Listed records

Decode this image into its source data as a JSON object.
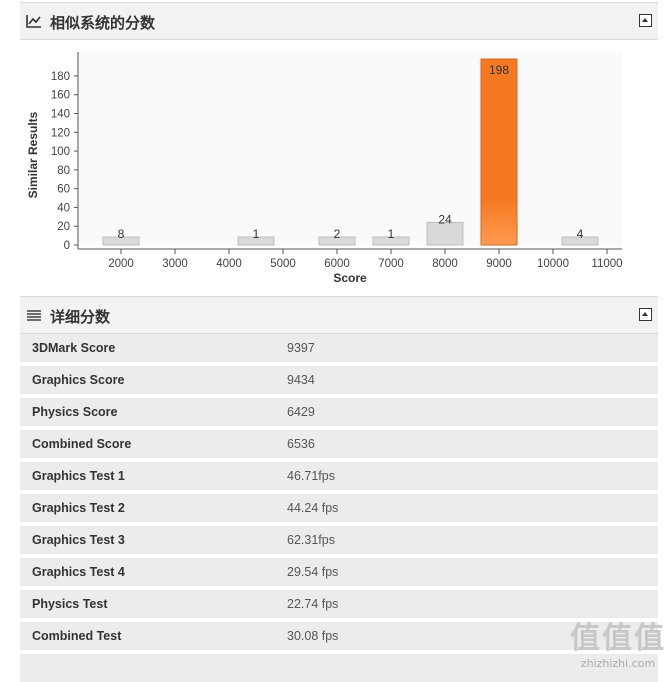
{
  "section1": {
    "title": "相似系统的分数"
  },
  "section2": {
    "title": "详细分数"
  },
  "chart_data": {
    "type": "bar",
    "xlabel": "Score",
    "ylabel": "Similar Results",
    "ylim": [
      0,
      198
    ],
    "yticks": [
      0,
      20,
      40,
      60,
      80,
      100,
      120,
      140,
      160,
      180
    ],
    "xticks": [
      "2000",
      "3000",
      "4000",
      "5000",
      "6000",
      "7000",
      "8000",
      "9000",
      "10000",
      "11000"
    ],
    "categories": [
      "2000",
      "4500",
      "6000",
      "7000",
      "8000",
      "9000",
      "10500"
    ],
    "values": [
      8,
      1,
      2,
      1,
      24,
      198,
      4
    ],
    "highlight_index": 5,
    "colors": {
      "bar": "#d9d9d9",
      "highlight": "#f47920",
      "axis": "#555555"
    }
  },
  "details": [
    {
      "label": "3DMark Score",
      "value": "9397"
    },
    {
      "label": "Graphics Score",
      "value": "9434"
    },
    {
      "label": "Physics Score",
      "value": "6429"
    },
    {
      "label": "Combined Score",
      "value": "6536"
    },
    {
      "label": "Graphics Test 1",
      "value": "46.71fps"
    },
    {
      "label": "Graphics Test 2",
      "value": "44.24 fps"
    },
    {
      "label": "Graphics Test 3",
      "value": "62.31fps"
    },
    {
      "label": "Graphics Test 4",
      "value": "29.54 fps"
    },
    {
      "label": "Physics Test",
      "value": "22.74 fps"
    },
    {
      "label": "Combined Test",
      "value": "30.08 fps"
    }
  ],
  "watermark": {
    "glyphs": "值值值",
    "site": "zhizhizhi.com"
  }
}
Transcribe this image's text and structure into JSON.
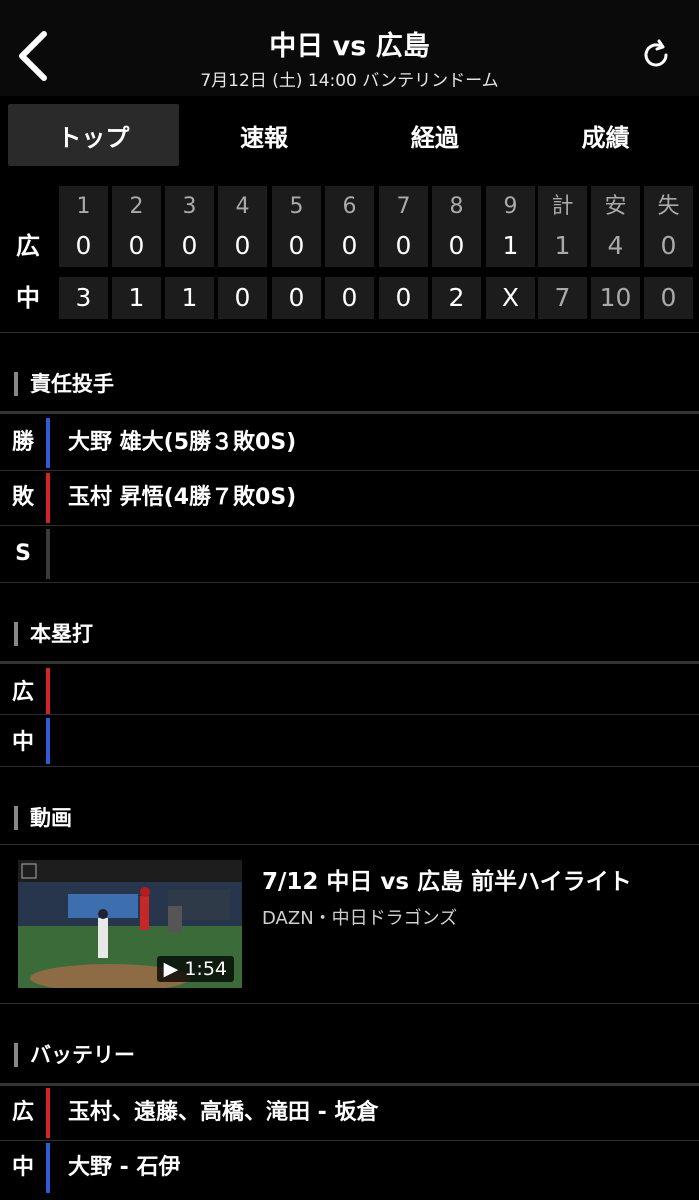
{
  "header": {
    "title": "中日 vs 広島",
    "subtitle": "7月12日 (土) 14:00 バンテリンドーム",
    "back_icon": "chevron-left-icon",
    "reload_icon": "reload-icon"
  },
  "tabs": [
    {
      "label": "トップ",
      "active": true
    },
    {
      "label": "速報",
      "active": false
    },
    {
      "label": "経過",
      "active": false
    },
    {
      "label": "成績",
      "active": false
    }
  ],
  "scoreboard": {
    "headers": [
      "1",
      "2",
      "3",
      "4",
      "5",
      "6",
      "7",
      "8",
      "9",
      "計",
      "安",
      "失"
    ],
    "rows": [
      {
        "team": "広",
        "cells": [
          "0",
          "0",
          "0",
          "0",
          "0",
          "0",
          "0",
          "0",
          "1",
          "1",
          "4",
          "0"
        ]
      },
      {
        "team": "中",
        "cells": [
          "3",
          "1",
          "1",
          "0",
          "0",
          "0",
          "0",
          "2",
          "X",
          "7",
          "10",
          "0"
        ]
      }
    ]
  },
  "pitchers": {
    "title": "責任投手",
    "rows": [
      {
        "label": "勝",
        "text": "大野 雄大(5勝３敗0S)",
        "color": "blue"
      },
      {
        "label": "敗",
        "text": "玉村 昇悟(4勝７敗0S)",
        "color": "red"
      },
      {
        "label": "S",
        "text": "",
        "color": "gray"
      }
    ]
  },
  "homeruns": {
    "title": "本塁打",
    "rows": [
      {
        "label": "広",
        "text": "",
        "color": "red"
      },
      {
        "label": "中",
        "text": "",
        "color": "blue"
      }
    ]
  },
  "video": {
    "section_title": "動画",
    "title": "7/12 中日 vs 広島 前半ハイライト",
    "source": "DAZN・中日ドラゴンズ",
    "duration": "▶ 1:54"
  },
  "battery": {
    "title": "バッテリー",
    "rows": [
      {
        "label": "広",
        "text": "玉村、遠藤、高橋、滝田 - 坂倉",
        "color": "red"
      },
      {
        "label": "中",
        "text": "大野 - 石伊",
        "color": "blue"
      }
    ]
  },
  "colors": {
    "blue": "#2e5bd8",
    "red": "#d3232c",
    "gray": "#3a3a3a"
  }
}
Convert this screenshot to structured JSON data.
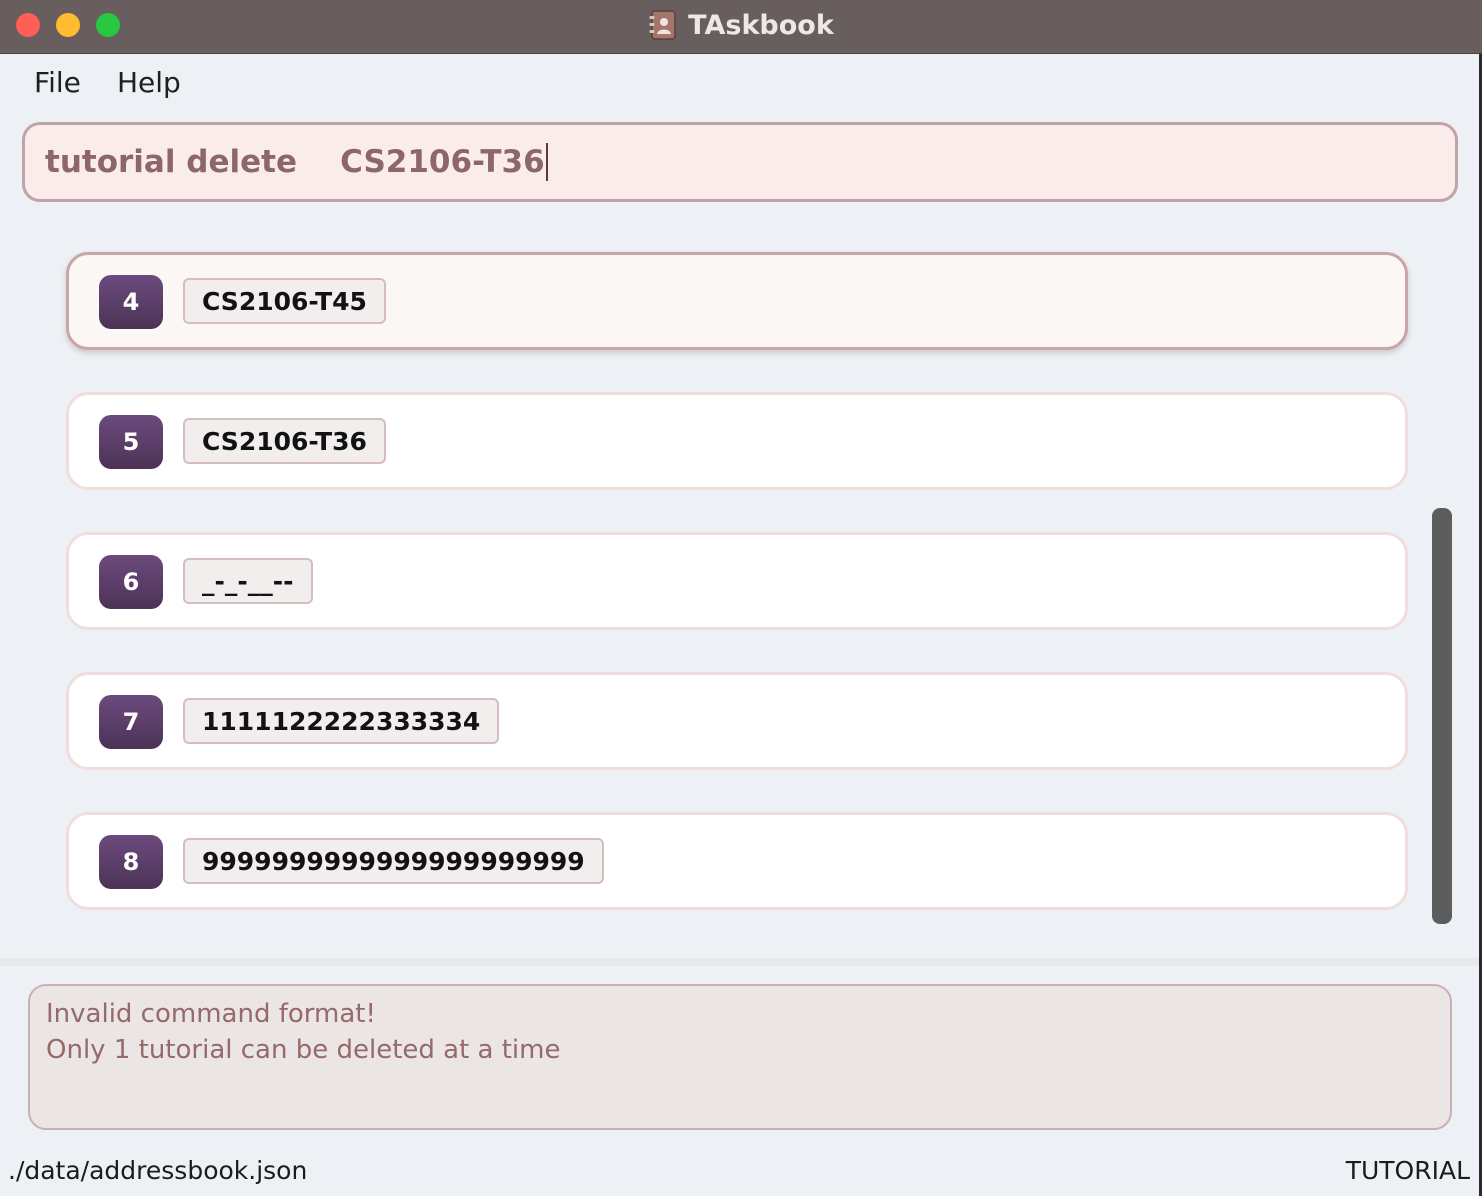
{
  "window": {
    "title": "TAskbook"
  },
  "menu": {
    "items": [
      {
        "label": "File"
      },
      {
        "label": "Help"
      }
    ]
  },
  "command": {
    "value": "tutorial delete    CS2106-T36"
  },
  "tutorials": [
    {
      "index": "4",
      "code": "CS2106-T45",
      "selected": true
    },
    {
      "index": "5",
      "code": "CS2106-T36",
      "selected": false
    },
    {
      "index": "6",
      "code": "_-_-__--",
      "selected": false
    },
    {
      "index": "7",
      "code": "1111122222333334",
      "selected": false
    },
    {
      "index": "8",
      "code": "9999999999999999999999",
      "selected": false
    }
  ],
  "result": {
    "lines": [
      "Invalid command format!",
      "Only 1 tutorial can be deleted at a time"
    ]
  },
  "status": {
    "file_path": "./data/addressbook.json",
    "mode": "TUTORIAL"
  },
  "colors": {
    "titlebar": "#675e5d",
    "badge": "#5a3d68",
    "command_text": "#8d6668",
    "result_text": "#96696a"
  }
}
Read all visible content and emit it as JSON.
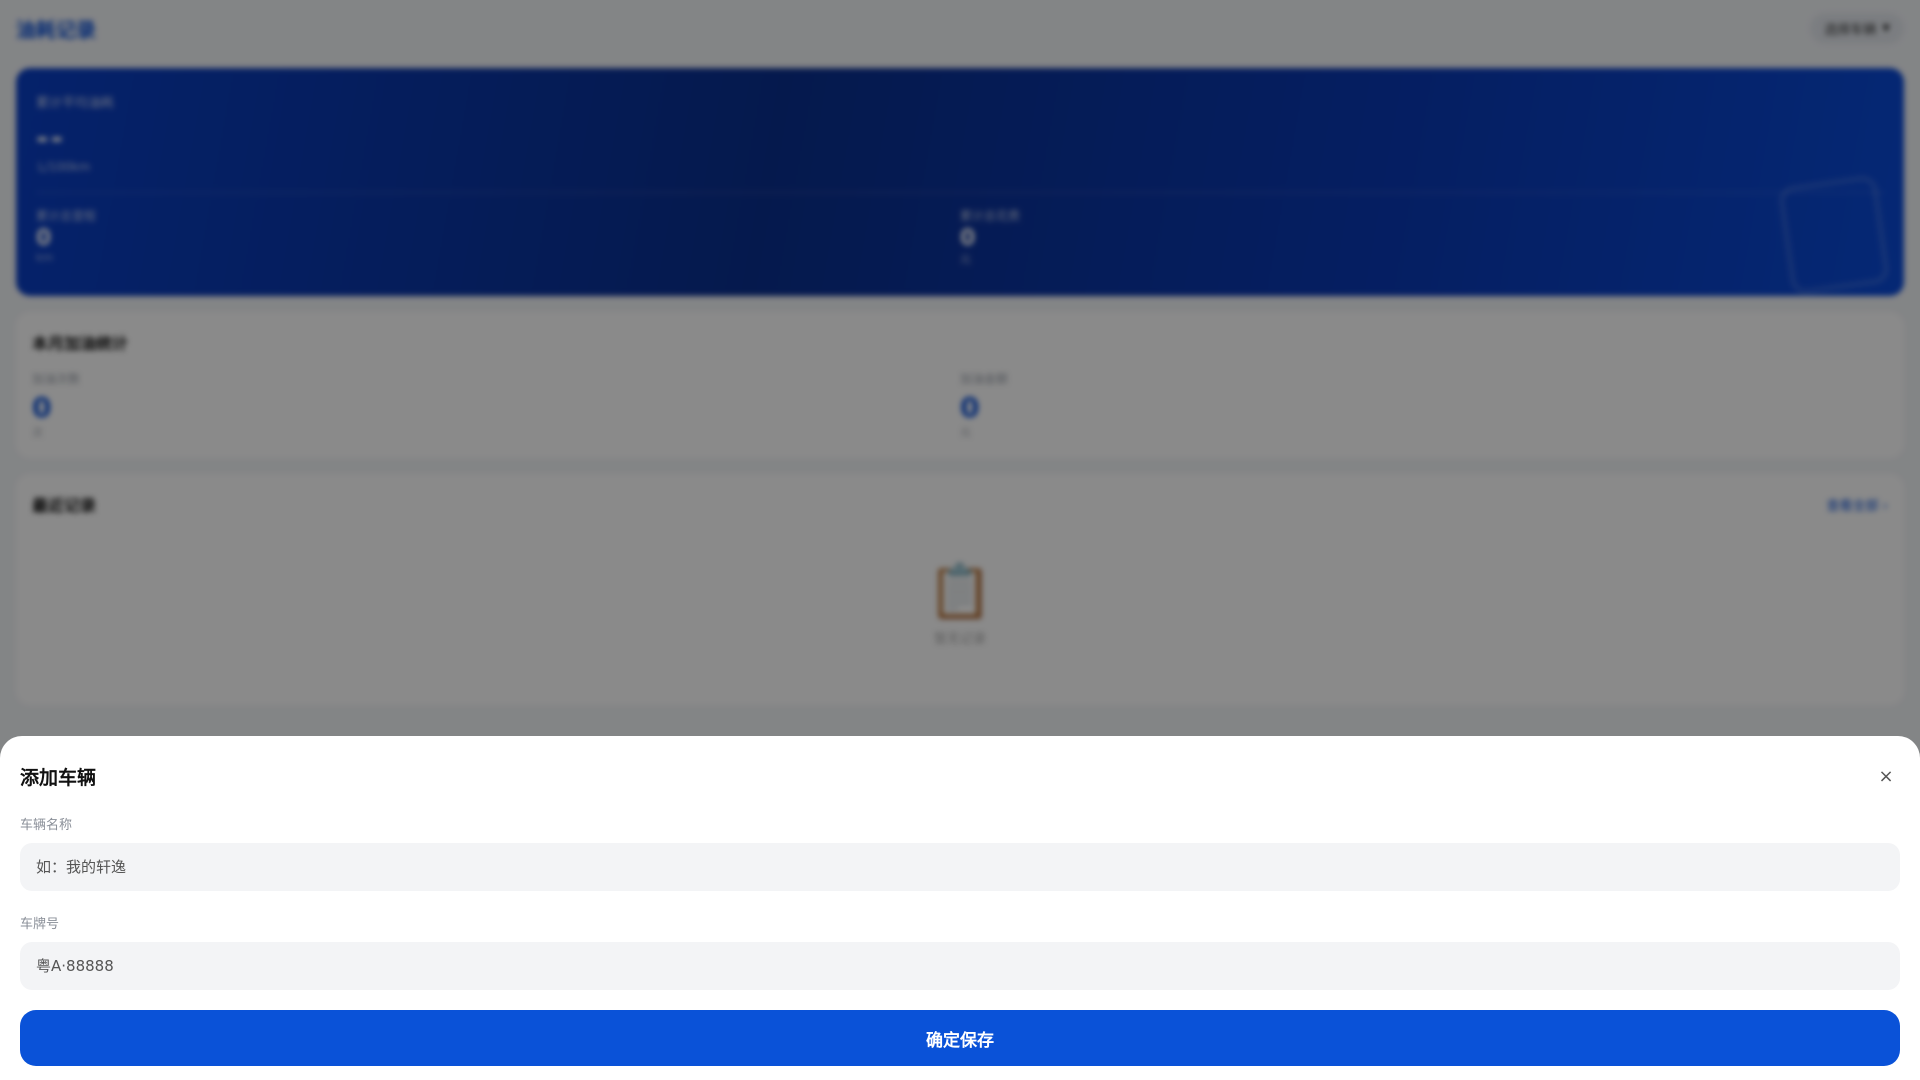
{
  "header": {
    "title": "油耗记录",
    "vehicle_select": "选择车辆",
    "caret_icon": "caret-down-icon"
  },
  "summary": {
    "avg_label": "累计平均油耗",
    "avg_value": "--",
    "avg_unit": "L/100km",
    "mileage_label": "累计总里程",
    "mileage_value": "0",
    "mileage_unit": "km",
    "cost_label": "累计总花费",
    "cost_value": "0",
    "cost_unit": "元"
  },
  "month": {
    "title": "本月加油统计",
    "count_label": "加油次数",
    "count_value": "0",
    "count_unit": "次",
    "amount_label": "加油金额",
    "amount_value": "0",
    "amount_unit": "元"
  },
  "recent": {
    "title": "最近记录",
    "view_all": "查看全部 ›",
    "empty_icon": "📋",
    "empty_text": "暂无记录"
  },
  "sheet": {
    "title": "添加车辆",
    "close_icon": "×",
    "name_label": "车辆名称",
    "name_placeholder": "如：我的轩逸",
    "plate_label": "车牌号",
    "plate_placeholder": "粤A·88888",
    "save_label": "确定保存"
  },
  "colors": {
    "primary": "#0a52d8",
    "title_blue": "#0a4fd6"
  }
}
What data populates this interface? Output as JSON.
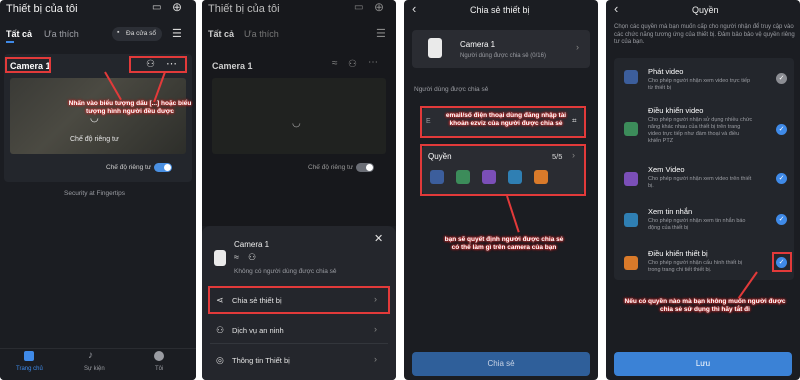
{
  "p1": {
    "title": "Thiết bị của tôi",
    "tabs": [
      "Tất cả",
      "Ưa thích"
    ],
    "multi_window": "Đa cửa sổ",
    "camera_name": "Camera 1",
    "privacy_center": "Chế độ riêng tư",
    "privacy_row": "Chế độ riêng tư",
    "security": "Security at Fingertips",
    "nav": [
      "Trang chủ",
      "Sự kiện",
      "Tôi"
    ],
    "annotation": "Nhấn vào biểu tượng dấu [...] hoặc biểu tượng hình người đều được"
  },
  "p2": {
    "title": "Thiết bị của tôi",
    "tabs": [
      "Tất cả",
      "Ưa thích"
    ],
    "camera_name": "Camera 1",
    "privacy_row": "Chế độ riêng tư",
    "sheet_camera": "Camera 1",
    "sheet_status": "Không có người dùng được chia sẻ",
    "menu": [
      "Chia sẻ thiết bị",
      "Dịch vụ an ninh",
      "Thông tin Thiết bị"
    ]
  },
  "p3": {
    "title": "Chia sẻ thiết bị",
    "camera_name": "Camera 1",
    "shared_count": "Người dùng được chia sẻ (0/16)",
    "section": "Người dùng được chia sẻ",
    "input_prefix": "E",
    "annotation_input": "email/số điện thoại dùng đăng nhập tài khoản ezviz của người được chia sẻ",
    "perm_label": "Quyền",
    "perm_count": "5/5",
    "annotation_perm": "bạn sẽ quyết định người được chia sẻ có thể làm gì trên camera của bạn",
    "share_button": "Chia sẻ"
  },
  "p4": {
    "title": "Quyền",
    "intro": "Chọn các quyền mà bạn muốn cấp cho người nhận để truy cập vào các chức năng tương ứng của thiết bị. Đảm bảo bảo vệ quyền riêng tư của bạn.",
    "items": [
      {
        "title": "Phát video",
        "desc": [
          "Cho phép người nhận xem video trực tiếp",
          "từ thiết bị"
        ]
      },
      {
        "title": "Điều khiển video",
        "desc": [
          "Cho phép người nhận sử dụng nhiều chức",
          "năng khác nhau của thiết bị trên trang",
          "video trực tiếp như đàm thoại và điều",
          "khiển PTZ"
        ]
      },
      {
        "title": "Xem Video",
        "desc": [
          "Cho phép người nhận xem video trên thiết",
          "bị."
        ]
      },
      {
        "title": "Xem tin nhắn",
        "desc": [
          "Cho phép người nhận xem tin nhắn báo",
          "động của thiết bị"
        ]
      },
      {
        "title": "Điều khiển thiết bị",
        "desc": [
          "Cho phép người nhận cấu hình thiết bị",
          "trong trang chi tiết thiết bị."
        ]
      }
    ],
    "annotation": "Nếu có quyền nào mà bạn không muốn người được chia sẻ sử dụng thì hãy tắt đi",
    "save_button": "Lưu"
  }
}
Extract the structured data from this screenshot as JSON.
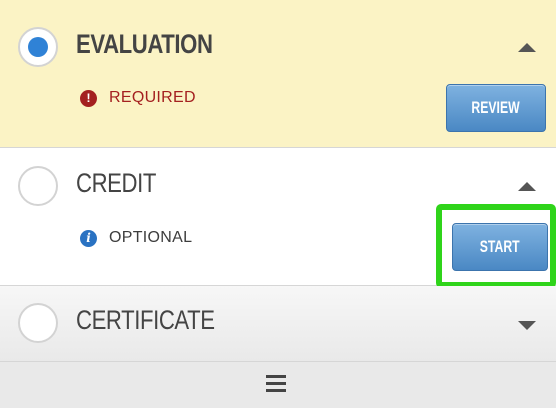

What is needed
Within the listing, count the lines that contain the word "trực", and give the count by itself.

Solution for this problem
2